NFC, which stands for Near Field Communication, comes built into many new devices these days. These devices can be cameras, your smart TV’s, but going with the current trend, you are most likely to find this technology in your Android phones.
Most of the high end Android smartphones come as NFC-enabled and the phone manufacturers emphasize on it as one of the distinct features while marketing it. But the truth is, not many users are aware of the technology and how they could use it in their everyday life.
So today we will explain everything there is to know about NFC in smartphones in plain English.
We’ll also highlight some of the uses users can put it to in their daily lives.
NFC in a Nutshell
NFC aka Near Field Communication is a way for two devices to communicate with each other (like Bluetooth) when kept in close contact. A very weak radio communication takes place between the two devices when they come in contact with each other and it facilitates a small amount of data exchange.
NFC communication works on RFID (Radio-frequency identification) system and allows bi-directional communication between devices. When two devices are brought into contact with each other at a very close range (read a few centimeters), they can communicate with each other and unlike wireless and Bluetooth where you require some kind of authentication, no password is required for creating an NFC connection.
NFC can only be used to transmit a small amount of data. People have a common misconception that it can be used to transfer photos or videos between two devices.
Yes, there’s this thing called the Android beam technology and that’s used to send and receive photos, videos and links using the NFC technology, but it’s only a way to connect the two devices.

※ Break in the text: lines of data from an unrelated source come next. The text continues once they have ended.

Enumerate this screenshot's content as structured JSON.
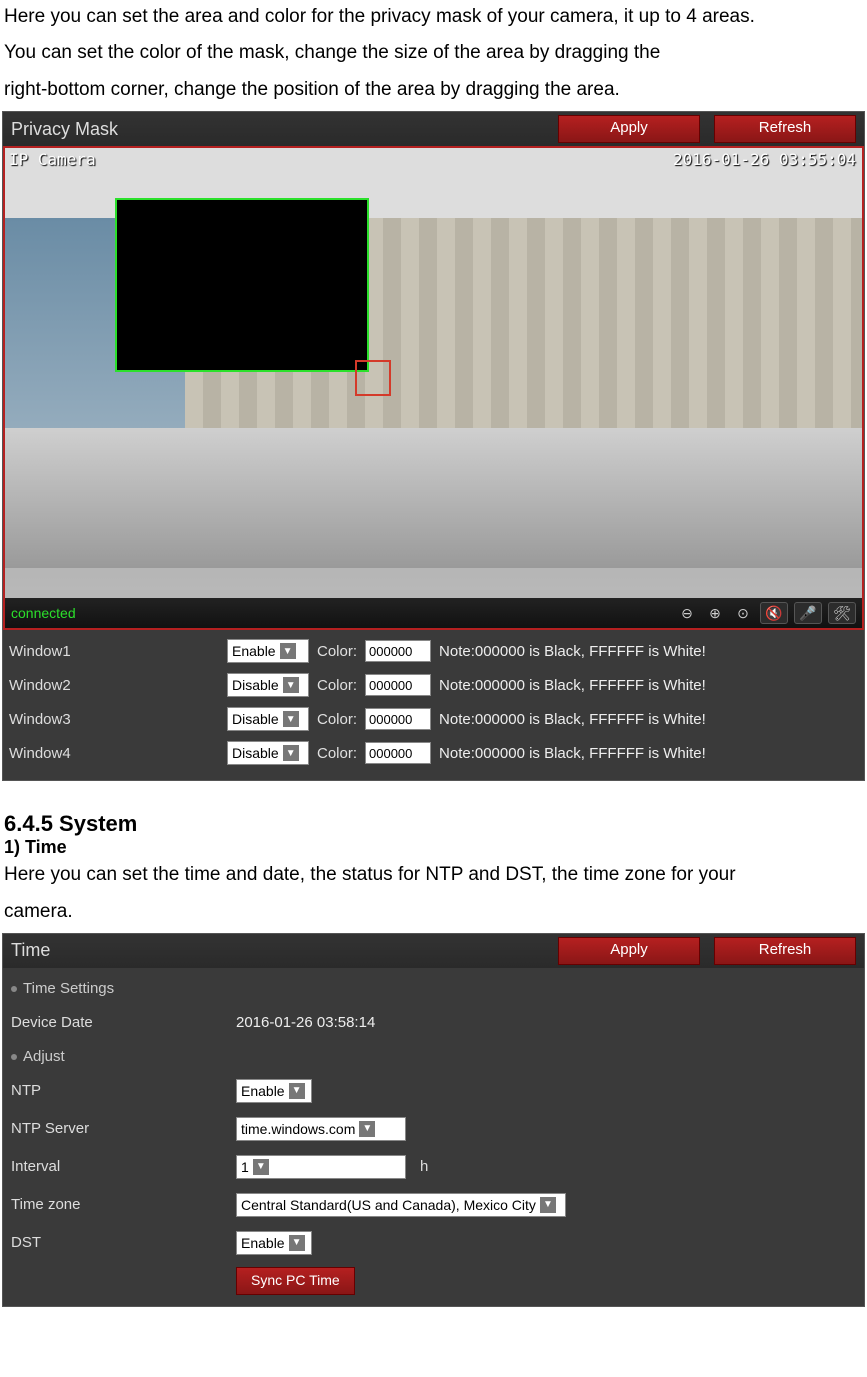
{
  "intro": {
    "line1": "Here you can set the area and color for the privacy mask of your camera, it up to 4 areas.",
    "line2": "You can set the color of the mask, change the size of the area by dragging the",
    "line3": "right-bottom corner, change the position of the area by dragging the area."
  },
  "privacy_panel": {
    "title": "Privacy Mask",
    "apply": "Apply",
    "refresh": "Refresh",
    "overlay_label": "IP Camera",
    "overlay_time": "2016-01-26 03:55:04",
    "status": "connected",
    "icons": {
      "zoom_out": "⊖",
      "zoom_in": "⊕",
      "center": "⊙",
      "mute": "🔇",
      "mic_off": "🎤",
      "tools": "🛠"
    },
    "windows": [
      {
        "label": "Window1",
        "enable": "Enable",
        "color_label": "Color:",
        "color": "000000",
        "note": "Note:000000 is Black, FFFFFF is White!"
      },
      {
        "label": "Window2",
        "enable": "Disable",
        "color_label": "Color:",
        "color": "000000",
        "note": "Note:000000 is Black, FFFFFF is White!"
      },
      {
        "label": "Window3",
        "enable": "Disable",
        "color_label": "Color:",
        "color": "000000",
        "note": "Note:000000 is Black, FFFFFF is White!"
      },
      {
        "label": "Window4",
        "enable": "Disable",
        "color_label": "Color:",
        "color": "000000",
        "note": "Note:000000 is Black, FFFFFF is White!"
      }
    ]
  },
  "section": {
    "heading": "6.4.5 System",
    "sub": "1) Time",
    "desc1": "Here you can set the time and date, the status for NTP and DST, the time zone for your",
    "desc2": "camera."
  },
  "time_panel": {
    "title": "Time",
    "apply": "Apply",
    "refresh": "Refresh",
    "sub_settings": "Time Settings",
    "device_date_label": "Device Date",
    "device_date_value": "2016-01-26 03:58:14",
    "sub_adjust": "Adjust",
    "ntp_label": "NTP",
    "ntp_value": "Enable",
    "ntp_server_label": "NTP Server",
    "ntp_server_value": "time.windows.com",
    "interval_label": "Interval",
    "interval_value": "1",
    "interval_unit": "h",
    "timezone_label": "Time zone",
    "timezone_value": "Central Standard(US and Canada), Mexico City",
    "dst_label": "DST",
    "dst_value": "Enable",
    "sync_btn": "Sync PC Time"
  }
}
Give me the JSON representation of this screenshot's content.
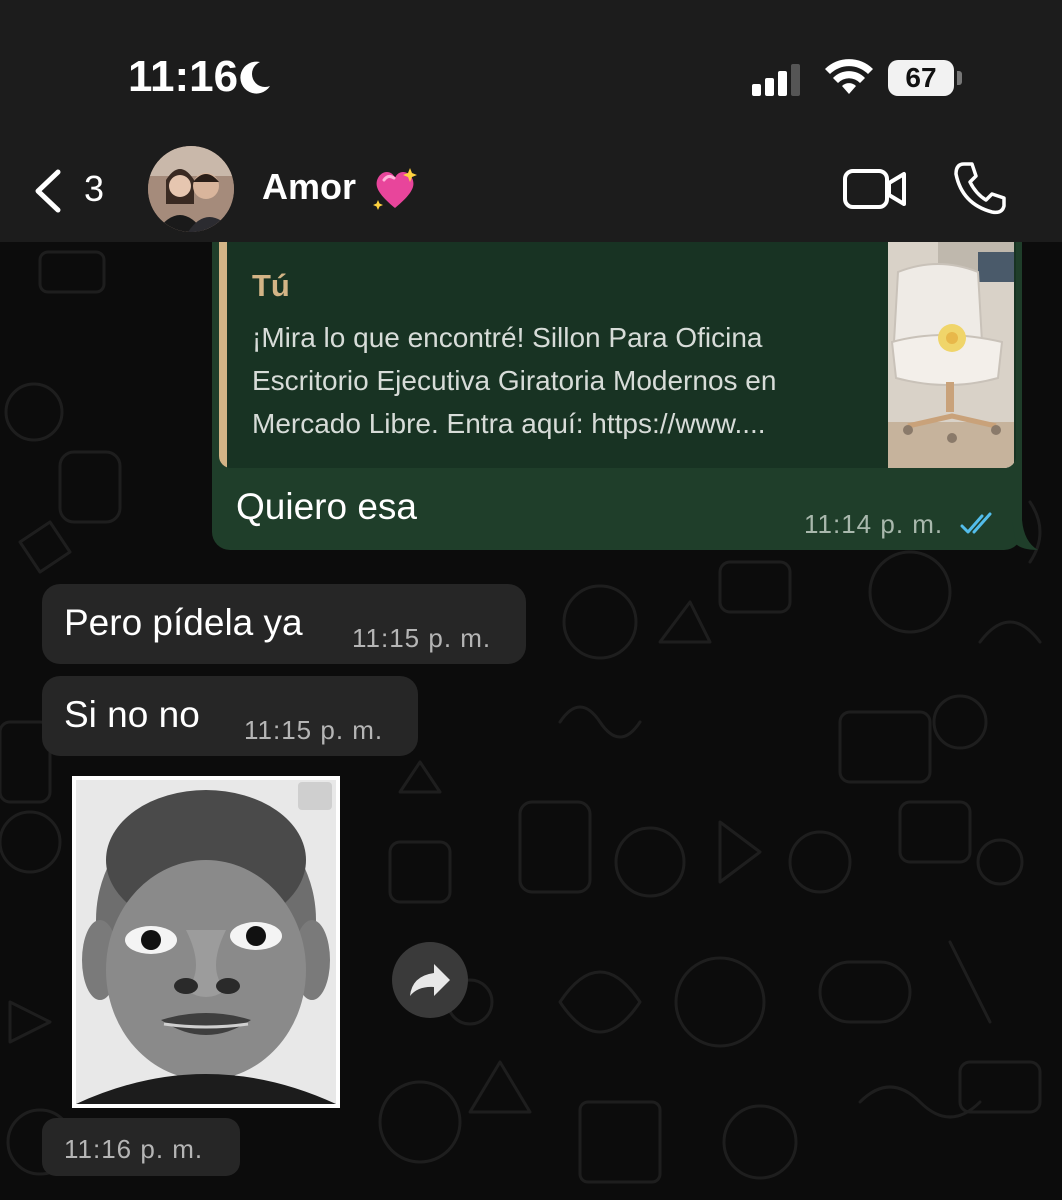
{
  "status_bar": {
    "time": "11:16",
    "battery": "67"
  },
  "header": {
    "back_count": "3",
    "contact_name": "Amor",
    "contact_emoji": "sparkling-heart"
  },
  "messages": {
    "outgoing": {
      "quote_author": "Tú",
      "quote_text": "¡Mira lo que encontré! Sillon Para Oficina Escritorio Ejecutiva Giratoria Modernos en Mercado Libre. Entra aquí: https://www....",
      "text": "Quiero esa",
      "time": "11:14 p. m.",
      "status": "read"
    },
    "incoming": [
      {
        "text": "Pero pídela ya",
        "time": "11:15 p. m."
      },
      {
        "text": "Si no no",
        "time": "11:15 p. m."
      }
    ],
    "sticker": {
      "time": "11:16 p. m."
    }
  },
  "colors": {
    "outgoing_bubble": "#1f3e2a",
    "incoming_bubble": "#262626",
    "quote_accent": "#d3b486",
    "read_ticks": "#53bdeb"
  }
}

The actual data transfer between the two devices is done using the Bluetooth network. NFC just activates the Bluetooth and automatically pairs the devices for the transfer session and once the transfer is complete it deactivates it.
Uses of NFC in Smartphones
So that was about NFC. But can NFC help us, the device owners, in any way? Well, turns out it can.
However, before having a look at some of NFC’s practical applications, let’s see how you can figure out if your device is NFC capable.
Open you Android settings and tap on the More… option under the connectivity settings. Here activate the option NFC and Android beam to activate NFC. If you don’t see the option, I am afraid your device is not NFC activated.
We have already seen one of the major uses of NFC and that’s to beam data from one Android device to another. Let’s have a look at some additional applications.
As NFC can be used to transmit a small piece of information between two NFC-enabled devices (one of them not necessarily being a phone) there are lots of uses it can be put to.
- The NFC tags can be programmed to carry out actions on your phone automatically. Just by waving the phone over a sticker you can automate certain tasks on your Android.
- NFC can be used in home, offices and other public places to give out Wi-Fi connectivity information directly to the mobile device.
- Just like contactless payment cards, NFC-capable devices can be used to make instant payments.
- Brand promotions and product marketing can be done using the NFC stickers, just like they are done using the QR code right now.
So that was the very basics of NFC and how it can be used on NFC-enabled Android devices. It’s a pretty smart technology for sure, but in its early stages of adoption. As its use and adoption increases, we’re likely to come across more ways to realize its full potential.